There was a conference on counter-terrorism underway in Hyderabad as fashion week was winding down in Lahore. One of the presenters, a Dutch with a Phd and a thesis on the effects of fear on social behavior had indicated resilience as part of the counter-terrorism strategy. ‘We had a fashion show, does that count?’ I later asked Dr. Mark Dechesne who was in town recently. If he was startled, he did not show it.

Two things have been trending on twitter since April 2013. Fashion week finds itself in the same time slot as politics and as politicians perfect their strut on the political ramp, the fashionistas have taken to the red carpet and designer-wear floods the catwalk. Though fear overshadows both events, people refuse to let the claustrophobic environment dictate their social calendar.

The famed fashion week which started from Karachi and co…

OP-ED: Stargazing at the Awards

Published in Daily Times / 11 Apr 2014

So which one of them is Pakistani?
Some of us were having a hard time putting a name to the music.
All of them,’ said the person sitting next to us, a little reproachfully.
The musical performances? oh that, none of them, he said cheerfully.
He did not seem shocked.

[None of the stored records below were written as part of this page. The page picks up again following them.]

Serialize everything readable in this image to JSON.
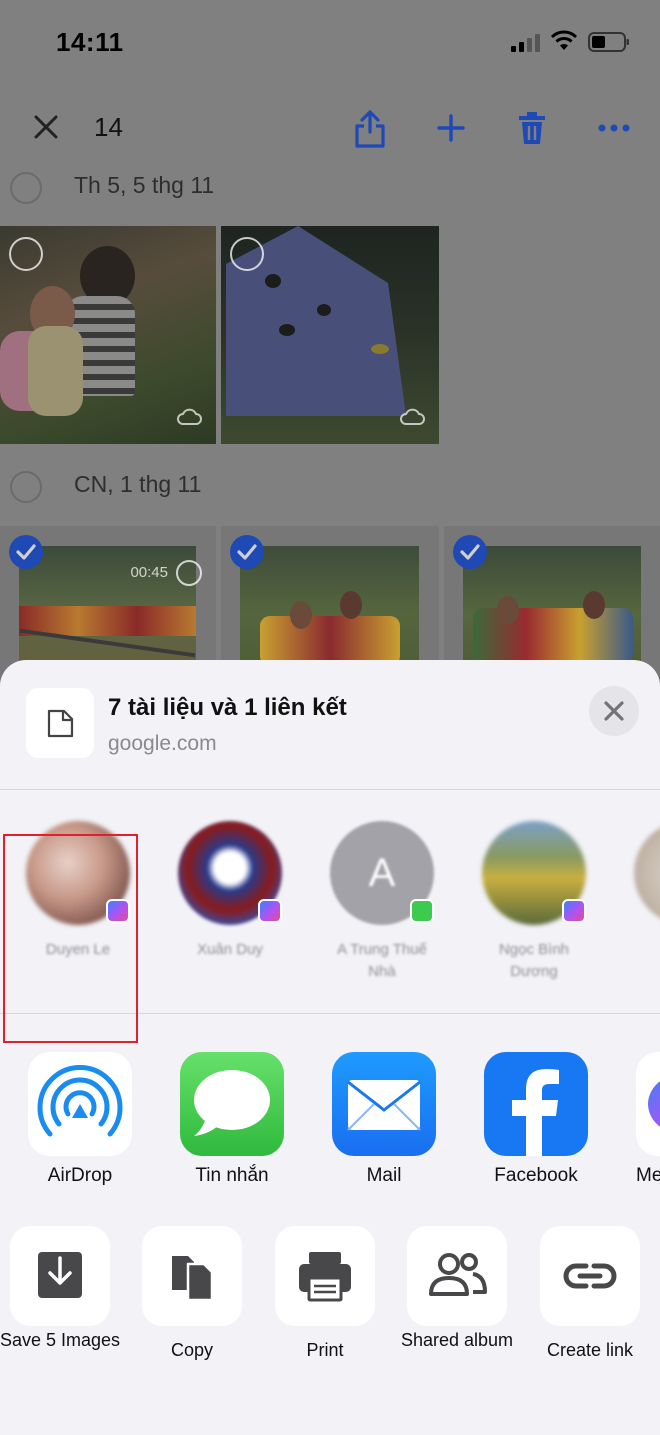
{
  "status_bar": {
    "time": "14:11"
  },
  "toolbar": {
    "selected_count": "14"
  },
  "sections": [
    {
      "date": "Th 5, 5 thg 11"
    },
    {
      "date": "CN, 1 thg 11"
    }
  ],
  "video": {
    "duration": "00:45"
  },
  "share_sheet": {
    "title": "7 tài liệu và 1 liên kết",
    "subtitle": "google.com",
    "people": [
      {
        "name": "Duyen Le"
      },
      {
        "name": "Xuân Duy"
      },
      {
        "name": "A Trung Thuế Nhà",
        "initial": "A"
      },
      {
        "name": "Ngọc Bình Dương"
      }
    ],
    "apps": [
      {
        "label": "AirDrop"
      },
      {
        "label": "Tin nhắn"
      },
      {
        "label": "Mail"
      },
      {
        "label": "Facebook"
      },
      {
        "label": "Me"
      }
    ],
    "actions": [
      {
        "label": "Save 5 Images"
      },
      {
        "label": "Copy"
      },
      {
        "label": "Print"
      },
      {
        "label": "Shared album"
      },
      {
        "label": "Create link"
      }
    ]
  },
  "colors": {
    "accent_blue": "#1f49b4",
    "highlight_red": "#e0202a",
    "messages_green": "#3ec94f",
    "facebook_blue": "#1877f2"
  }
}
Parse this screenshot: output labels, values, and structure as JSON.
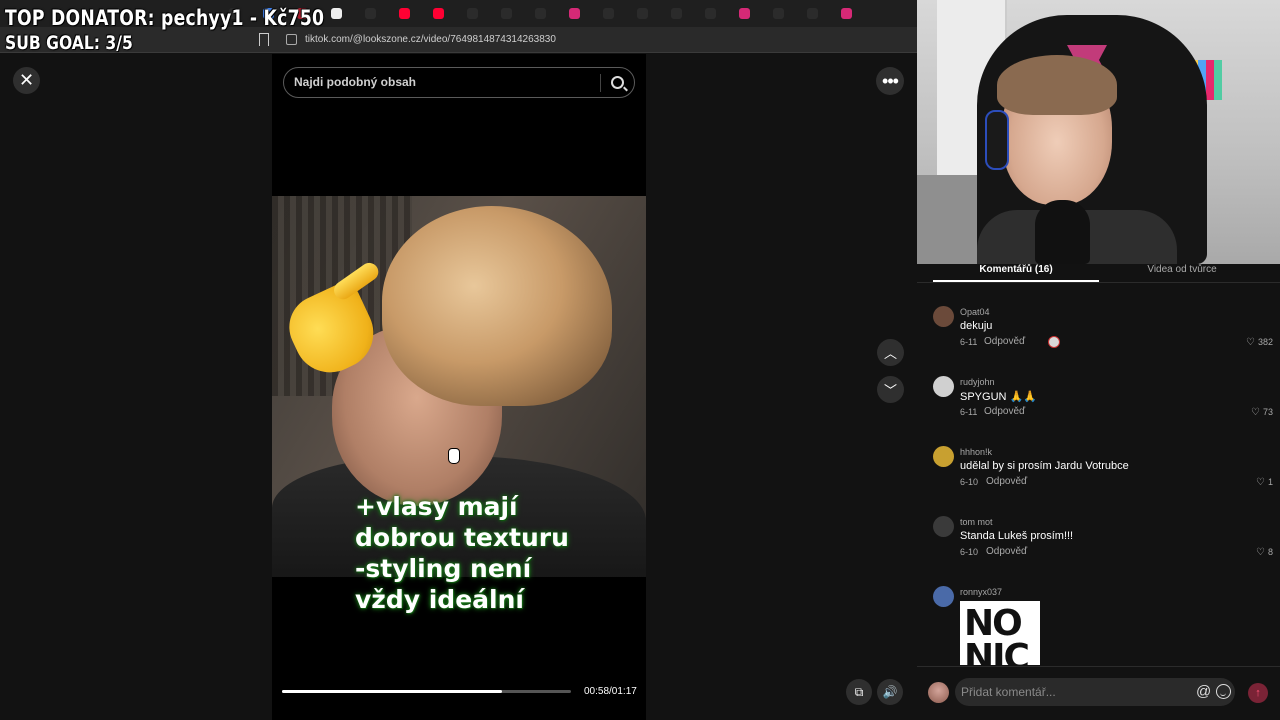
{
  "overlay": {
    "donator": "TOP DONATOR: pechyy1 - Kč750",
    "sub_goal": "SUB GOAL: 3/5"
  },
  "browser": {
    "url": "tiktok.com/@lookszone.cz/video/7649814874314263830",
    "tabs": [
      {
        "icon": "tiktok-icon",
        "color": "#2b2b2b"
      },
      {
        "icon": "google-icon",
        "color": "#4285f4"
      },
      {
        "icon": "site-icon",
        "color": "#b01e2e"
      },
      {
        "icon": "r-icon",
        "color": "#eeeeee"
      },
      {
        "icon": "tiktok-icon",
        "color": "#2b2b2b"
      },
      {
        "icon": "youtube-icon",
        "color": "#ff0033"
      },
      {
        "icon": "youtube-icon",
        "color": "#ff0033"
      },
      {
        "icon": "tiktok-icon",
        "color": "#2b2b2b"
      },
      {
        "icon": "tiktok-icon",
        "color": "#2b2b2b"
      },
      {
        "icon": "tiktok-icon",
        "color": "#2b2b2b"
      },
      {
        "icon": "instagram-icon",
        "color": "#d62976"
      },
      {
        "icon": "tiktok-icon",
        "color": "#2b2b2b"
      },
      {
        "icon": "tiktok-icon",
        "color": "#2b2b2b"
      },
      {
        "icon": "tiktok-icon",
        "color": "#2b2b2b"
      },
      {
        "icon": "tiktok-icon",
        "color": "#2b2b2b"
      },
      {
        "icon": "instagram-icon",
        "color": "#d62976"
      },
      {
        "icon": "tiktok-icon",
        "color": "#2b2b2b"
      },
      {
        "icon": "tiktok-icon",
        "color": "#2b2b2b"
      },
      {
        "icon": "instagram-icon",
        "color": "#d62976"
      }
    ]
  },
  "search": {
    "placeholder": "Najdi podobný obsah"
  },
  "video": {
    "caption": "+vlasy mají\ndobrou texturu\n-styling není\nvždy ideální",
    "current_time": "00:58",
    "duration": "01:17",
    "time_label": "00:58/01:17",
    "progress": 0.76
  },
  "panel": {
    "tab_comments": "Komentářů (16)",
    "tab_videos": "Videa od tvůrce",
    "reply_label": "Odpověď",
    "comments": [
      {
        "user": "Opat04",
        "text": "dekuju",
        "date": "6-11",
        "likes": "382",
        "avatar_color": "#6b4a3a"
      },
      {
        "user": "rudyjohn",
        "text": "SPYGUN 🙏🙏",
        "date": "6-11",
        "likes": "73",
        "avatar_color": "#d0d0d0"
      },
      {
        "user": "hhhon!k",
        "text": "udělal by si prosím Jardu Votrubce",
        "date": "6-10",
        "likes": "1",
        "avatar_color": "#c8a030"
      },
      {
        "user": "tom mot",
        "text": "Standa Lukeš prosím!!!",
        "date": "6-10",
        "likes": "8",
        "avatar_color": "#3a3a3a"
      },
      {
        "user": "ronnyx037",
        "image_text": "NO NIC",
        "avatar_color": "#4a6aa8"
      }
    ],
    "input_placeholder": "Přidat komentář..."
  }
}
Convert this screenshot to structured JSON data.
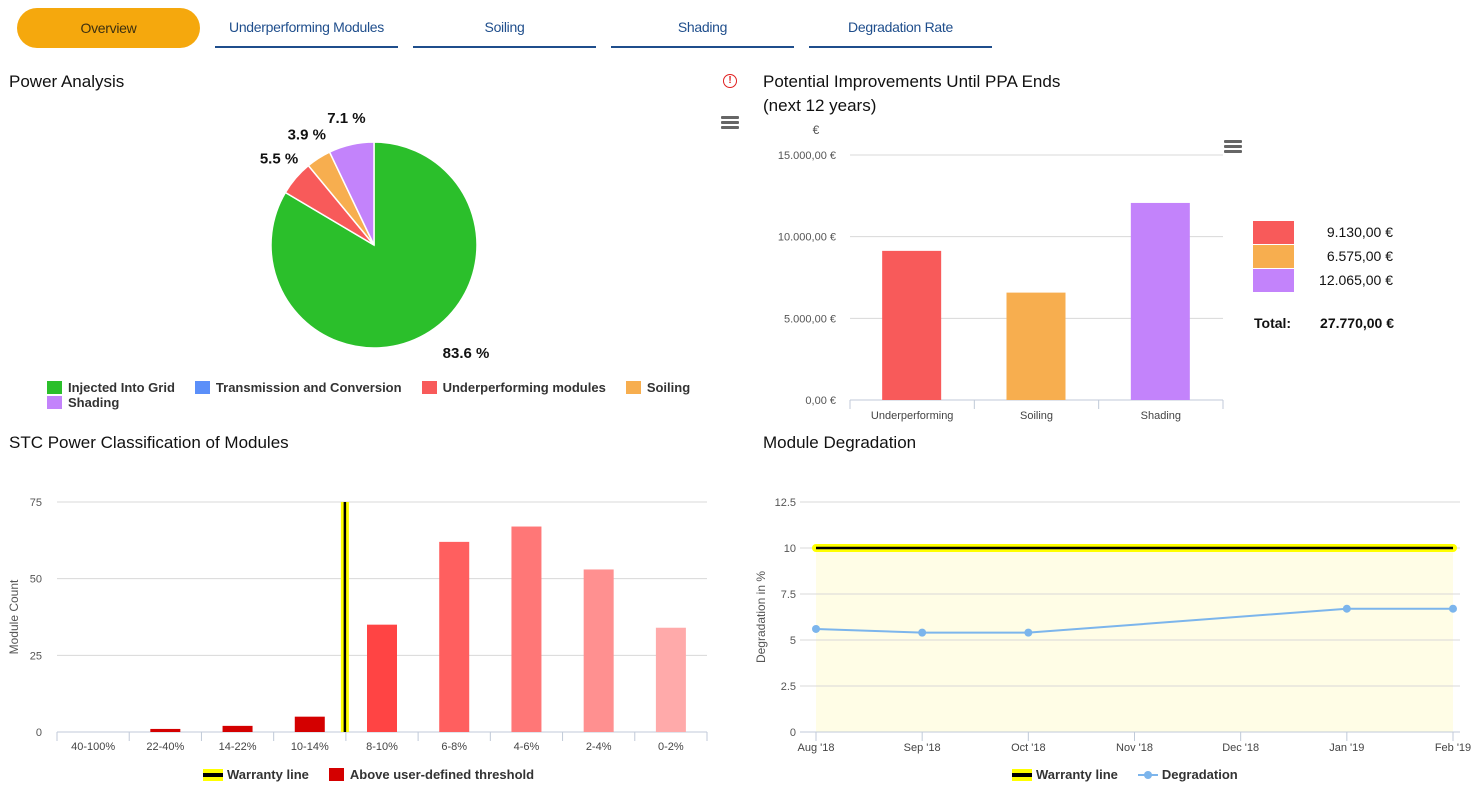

We had gathered that day to witness the 2nd Servis HUM Awards, celebrate the showbiz industry with its requisite fashion parades and indulge in some star gazing at the EXPO Centre, Karachi.

The show had been designed to honour the best of Pakistani music, fashion, film, and of course television. Guests glided across the hall in awe of the décor (flawless) and set pieces (stunning) while keeping an eagle eye on the red carpet for a Fawad Khan or Hamza Ali Abbasi sighting (rare).

Timely adverts running on OSN ensured that a regional audience awaited the telecast with bated breath along-side the rest of HUM fans. The ceremony was not LIVE but Twitter would be abuzz with activity e…

STYLE: A ‘Haute’ Ticket Item

Published in Daily Times Pakistan (Entertainment Section) / 26 Oct 2013

Your talent will get you far, but your passion will get you further” – Tabassaum

Bath island - turns out, not really an island; it is a place where one can find, among other things Tabassum Mughal’s outlet and her shiny new salon. Her signature piece was featured in Bridal Couture 2013 (BCW) earlier this year. Her collection was later seen on London’s runway. And a bewitched crowd now circles her new line for Eid, drawn by a certainty that behind the closed doors lay the proverbial ‘one’.

They are not wrong. As she unveils a new vision of silk & satin to the world, there will be a constant embedded in that impeccable fashion statement. She has achieved a wonderful hybrid harvested from the rich heritage and decadent flavors that define our poorly misunderstood region.

The person in-charge of these creative coups can be seen flitting in and out of the situation room – otherwise known as the exhibit…